- PROMPT -
Those lines of the following listing which contain the string "color" should be returned.

»»

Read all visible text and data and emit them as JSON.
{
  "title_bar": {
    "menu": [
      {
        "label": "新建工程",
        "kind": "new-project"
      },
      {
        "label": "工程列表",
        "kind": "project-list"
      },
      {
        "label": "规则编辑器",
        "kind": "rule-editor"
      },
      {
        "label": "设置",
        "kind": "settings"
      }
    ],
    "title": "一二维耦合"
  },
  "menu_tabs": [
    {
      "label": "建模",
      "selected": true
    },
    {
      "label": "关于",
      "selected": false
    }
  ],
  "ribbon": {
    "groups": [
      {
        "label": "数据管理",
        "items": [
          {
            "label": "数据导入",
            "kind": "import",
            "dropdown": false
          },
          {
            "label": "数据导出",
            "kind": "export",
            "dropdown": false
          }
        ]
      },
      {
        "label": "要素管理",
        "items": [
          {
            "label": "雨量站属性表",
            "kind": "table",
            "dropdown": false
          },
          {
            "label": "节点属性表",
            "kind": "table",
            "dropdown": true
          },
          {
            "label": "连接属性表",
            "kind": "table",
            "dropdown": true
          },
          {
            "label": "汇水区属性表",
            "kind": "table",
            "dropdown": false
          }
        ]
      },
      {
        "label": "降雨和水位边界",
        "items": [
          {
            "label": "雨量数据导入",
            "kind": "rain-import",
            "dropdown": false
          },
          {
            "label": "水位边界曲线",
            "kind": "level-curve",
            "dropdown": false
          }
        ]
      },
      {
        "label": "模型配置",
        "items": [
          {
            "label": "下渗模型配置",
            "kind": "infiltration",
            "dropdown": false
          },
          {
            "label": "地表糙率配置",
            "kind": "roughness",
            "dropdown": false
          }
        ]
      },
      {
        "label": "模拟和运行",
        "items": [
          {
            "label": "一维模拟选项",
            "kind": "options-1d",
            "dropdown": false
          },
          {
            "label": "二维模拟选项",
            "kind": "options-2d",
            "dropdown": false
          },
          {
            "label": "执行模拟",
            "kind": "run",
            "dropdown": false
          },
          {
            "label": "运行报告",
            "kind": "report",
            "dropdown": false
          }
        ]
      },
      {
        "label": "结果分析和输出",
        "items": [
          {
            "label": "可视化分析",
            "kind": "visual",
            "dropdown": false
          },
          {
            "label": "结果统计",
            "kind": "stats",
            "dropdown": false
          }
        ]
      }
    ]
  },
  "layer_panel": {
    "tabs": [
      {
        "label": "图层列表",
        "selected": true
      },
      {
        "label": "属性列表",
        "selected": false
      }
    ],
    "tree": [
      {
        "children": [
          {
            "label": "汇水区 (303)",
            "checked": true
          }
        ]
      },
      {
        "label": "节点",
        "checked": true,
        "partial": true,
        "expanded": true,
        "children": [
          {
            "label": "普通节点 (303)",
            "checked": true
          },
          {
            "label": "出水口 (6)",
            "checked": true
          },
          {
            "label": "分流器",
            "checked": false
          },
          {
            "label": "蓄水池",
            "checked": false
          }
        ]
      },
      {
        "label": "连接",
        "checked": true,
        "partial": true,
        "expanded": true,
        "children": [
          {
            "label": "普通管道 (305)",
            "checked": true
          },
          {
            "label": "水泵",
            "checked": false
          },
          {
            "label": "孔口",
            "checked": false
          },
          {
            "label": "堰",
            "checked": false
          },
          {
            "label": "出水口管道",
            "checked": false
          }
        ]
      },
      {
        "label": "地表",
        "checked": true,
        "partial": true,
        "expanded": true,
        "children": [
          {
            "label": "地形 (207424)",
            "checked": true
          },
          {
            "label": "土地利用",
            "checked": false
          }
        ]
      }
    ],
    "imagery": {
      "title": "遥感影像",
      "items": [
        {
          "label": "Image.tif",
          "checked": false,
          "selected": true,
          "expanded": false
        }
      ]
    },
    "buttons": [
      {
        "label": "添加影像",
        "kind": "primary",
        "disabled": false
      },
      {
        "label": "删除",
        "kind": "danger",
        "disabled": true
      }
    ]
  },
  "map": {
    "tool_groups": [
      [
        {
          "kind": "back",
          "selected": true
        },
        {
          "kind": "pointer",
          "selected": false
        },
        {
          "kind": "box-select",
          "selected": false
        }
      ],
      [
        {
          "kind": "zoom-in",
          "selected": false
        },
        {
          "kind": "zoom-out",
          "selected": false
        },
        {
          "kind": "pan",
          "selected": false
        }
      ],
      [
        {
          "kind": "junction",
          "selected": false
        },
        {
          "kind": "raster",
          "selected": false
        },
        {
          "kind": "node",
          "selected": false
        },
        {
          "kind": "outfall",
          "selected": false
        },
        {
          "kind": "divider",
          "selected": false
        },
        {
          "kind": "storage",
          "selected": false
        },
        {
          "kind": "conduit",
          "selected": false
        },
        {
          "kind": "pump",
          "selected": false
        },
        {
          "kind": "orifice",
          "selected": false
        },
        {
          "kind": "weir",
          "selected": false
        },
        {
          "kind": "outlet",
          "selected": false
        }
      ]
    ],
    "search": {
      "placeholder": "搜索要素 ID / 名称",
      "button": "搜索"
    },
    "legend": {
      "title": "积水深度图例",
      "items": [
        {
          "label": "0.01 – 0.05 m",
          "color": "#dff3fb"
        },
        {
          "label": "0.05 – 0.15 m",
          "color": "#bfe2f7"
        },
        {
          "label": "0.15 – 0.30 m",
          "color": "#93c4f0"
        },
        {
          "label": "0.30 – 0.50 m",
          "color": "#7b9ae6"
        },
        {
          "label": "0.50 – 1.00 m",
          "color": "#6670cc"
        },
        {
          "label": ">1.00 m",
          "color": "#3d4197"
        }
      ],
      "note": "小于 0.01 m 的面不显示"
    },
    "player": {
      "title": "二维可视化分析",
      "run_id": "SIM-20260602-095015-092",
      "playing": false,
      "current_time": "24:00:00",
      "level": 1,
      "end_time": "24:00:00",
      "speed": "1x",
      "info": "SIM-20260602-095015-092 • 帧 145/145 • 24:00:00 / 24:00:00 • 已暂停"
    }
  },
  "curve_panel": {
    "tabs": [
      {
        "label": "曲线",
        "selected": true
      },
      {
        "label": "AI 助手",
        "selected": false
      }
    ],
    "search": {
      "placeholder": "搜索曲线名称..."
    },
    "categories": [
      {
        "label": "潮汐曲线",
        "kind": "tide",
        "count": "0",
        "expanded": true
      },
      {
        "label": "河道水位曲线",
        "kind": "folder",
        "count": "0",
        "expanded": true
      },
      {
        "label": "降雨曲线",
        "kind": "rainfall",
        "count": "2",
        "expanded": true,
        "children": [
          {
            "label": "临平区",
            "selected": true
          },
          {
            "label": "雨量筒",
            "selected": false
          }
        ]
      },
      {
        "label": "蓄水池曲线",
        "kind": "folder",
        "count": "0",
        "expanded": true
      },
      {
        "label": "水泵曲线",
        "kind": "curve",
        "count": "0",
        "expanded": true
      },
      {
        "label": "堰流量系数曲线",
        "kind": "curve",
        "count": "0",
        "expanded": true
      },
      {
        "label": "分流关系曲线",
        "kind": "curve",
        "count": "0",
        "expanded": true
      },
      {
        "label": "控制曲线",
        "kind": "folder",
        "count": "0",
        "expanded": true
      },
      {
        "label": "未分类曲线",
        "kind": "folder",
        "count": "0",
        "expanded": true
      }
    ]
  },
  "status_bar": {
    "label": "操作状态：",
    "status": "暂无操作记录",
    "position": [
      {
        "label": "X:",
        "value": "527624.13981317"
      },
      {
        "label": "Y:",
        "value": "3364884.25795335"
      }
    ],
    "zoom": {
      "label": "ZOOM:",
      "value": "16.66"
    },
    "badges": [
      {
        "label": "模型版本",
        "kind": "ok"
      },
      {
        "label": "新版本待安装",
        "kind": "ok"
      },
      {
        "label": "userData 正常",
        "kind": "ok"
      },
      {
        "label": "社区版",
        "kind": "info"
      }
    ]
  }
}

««

- SOLUTION FOR THIS EXERCISE -
          "color": "#dff3fb"
          "color": "#bfe2f7"
          "color": "#93c4f0"
          "color": "#7b9ae6"
          "color": "#6670cc"
          "color": "#3d4197"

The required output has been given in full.